Gold bounced back on Wednesday helped by the dollar’s slight retreat from a two-decade high and as bargain hunters took advantage of recent losses, but the precious metal’s outlook was still clouded by prospects of aggressive rate hikes.

Spot gold rose 0.9% to $1,716.59 per ounce by 2:02 p.m. ET. U.S. gold futures settled 0.9% higher at $1,727.80.

The dollar index hit a fresh 20-year high, making greenback-priced gold less attractive for overseas buyers. But a slight pullback from the peak late in the session seemed to offer some respite for gold.

David Meger, director of metals trading at High Ridge Futures, attributed gold’s moves to “a combination of a bit of safe haven demand and buying on dips,” while headwinds from the dollar and an aggressive Fed persisted.

“Gold recently has acted as a risk asset than a safe-haven. The question is when will we see gold take on more of a safe-haven role as we begin to see economies slow due to these rising rate hike policies.”

Gold prices have fallen over $300 since rising above $2,000 per ounce in March.

Data on Tuesday showed U.S. services industry picked up last month, providing ammunition to the U.S. Federal Reserve to deliver another 75-basis-point rate hike.

Higher rates increase the opportunity cost of holding non-yielding bullion.

Spot silver rose 1.9% to $18.40 per ounce.

Silver represented a buying opportunity since the price had fallen so far below its true value, with the demand outlook for the metal used in key sectors of the energy transition such as batteries still positive, Kinesis Money analyst Rupert Rowling said in a note.
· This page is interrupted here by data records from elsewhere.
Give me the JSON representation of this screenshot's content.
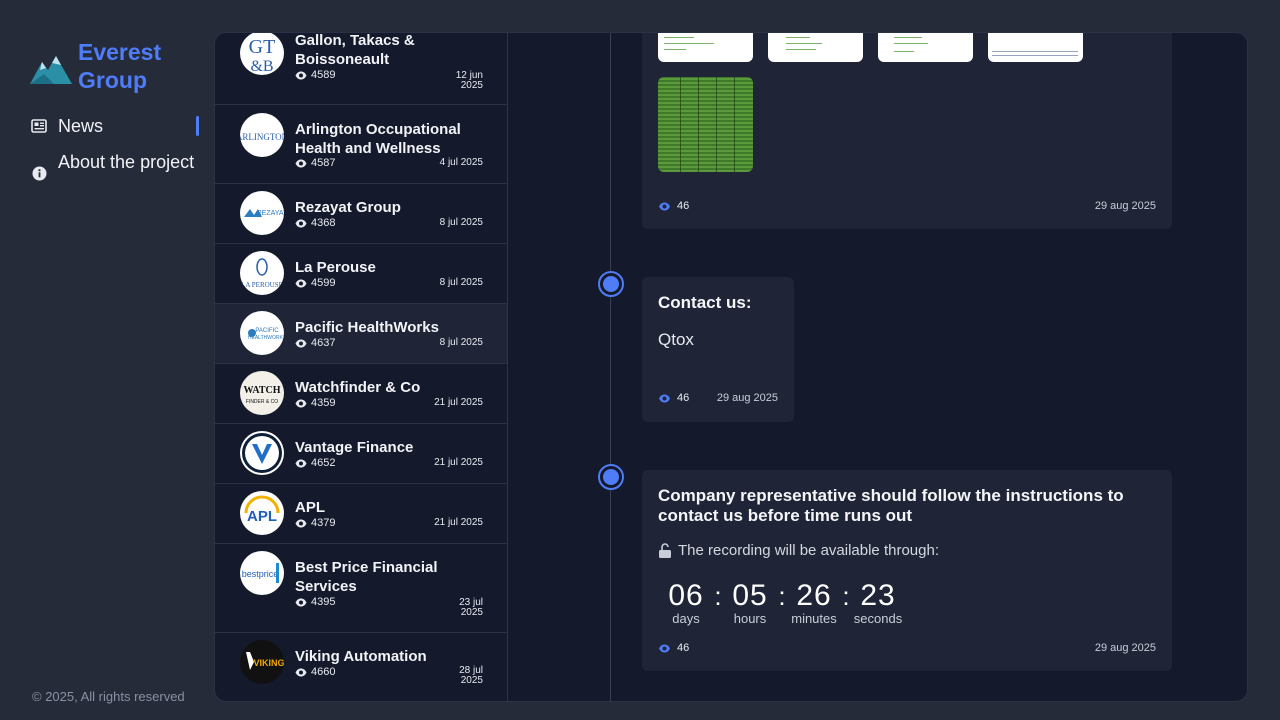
{
  "brand": {
    "name_line1": "Everest",
    "name_line2": "Group"
  },
  "nav": {
    "news": "News",
    "about": "About the project"
  },
  "footer": {
    "copyright": "© 2025, All rights reserved"
  },
  "companies": [
    {
      "name": "Gallon, Takacs & Boissoneault",
      "views": "4589",
      "date_line1": "12 jun",
      "date_line2": "2025",
      "logo_text": "GT&B"
    },
    {
      "name": "Arlington Occupational Health and Wellness",
      "views": "4587",
      "date_line1": "4 jul 2025",
      "date_line2": "",
      "logo_text": "ARLINGTON"
    },
    {
      "name": "Rezayat Group",
      "views": "4368",
      "date_line1": "8 jul 2025",
      "date_line2": "",
      "logo_text": "REZAYAT"
    },
    {
      "name": "La Perouse",
      "views": "4599",
      "date_line1": "8 jul 2025",
      "date_line2": "",
      "logo_text": "LA PEROUSE"
    },
    {
      "name": "Pacific HealthWorks",
      "views": "4637",
      "date_line1": "8 jul 2025",
      "date_line2": "",
      "logo_text": "PACIFIC"
    },
    {
      "name": "Watchfinder & Co",
      "views": "4359",
      "date_line1": "21 jul 2025",
      "date_line2": "",
      "logo_text": "WATCHFINDER"
    },
    {
      "name": "Vantage Finance",
      "views": "4652",
      "date_line1": "21 jul 2025",
      "date_line2": "",
      "logo_text": "V"
    },
    {
      "name": "APL",
      "views": "4379",
      "date_line1": "21 jul 2025",
      "date_line2": "",
      "logo_text": "APL"
    },
    {
      "name": "Best Price Financial Services",
      "views": "4395",
      "date_line1": "23 jul",
      "date_line2": "2025",
      "logo_text": "bestprice"
    },
    {
      "name": "Viking Automation",
      "views": "4660",
      "date_line1": "28 jul",
      "date_line2": "2025",
      "logo_text": "VIKING"
    }
  ],
  "posts": [
    {
      "views": "46",
      "date": "29 aug 2025"
    },
    {
      "title": "Contact us:",
      "text": "Qtox",
      "views": "46",
      "date": "29 aug 2025"
    },
    {
      "title": "Company representative should follow the instructions to contact us before time runs out",
      "recording": "The recording will be available through:",
      "countdown": [
        {
          "value": "06",
          "label": "days"
        },
        {
          "value": "05",
          "label": "hours"
        },
        {
          "value": "26",
          "label": "minutes"
        },
        {
          "value": "23",
          "label": "seconds"
        }
      ],
      "views": "46",
      "date": "29 aug 2025"
    }
  ],
  "colors": {
    "accent": "#4f7cf7",
    "panel": "#141a2b",
    "card": "#1f2536",
    "page": "#262b3a"
  }
}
Platinum gained 1.6% to $866.43 and palladium climbed 1.9% to $2,044.09.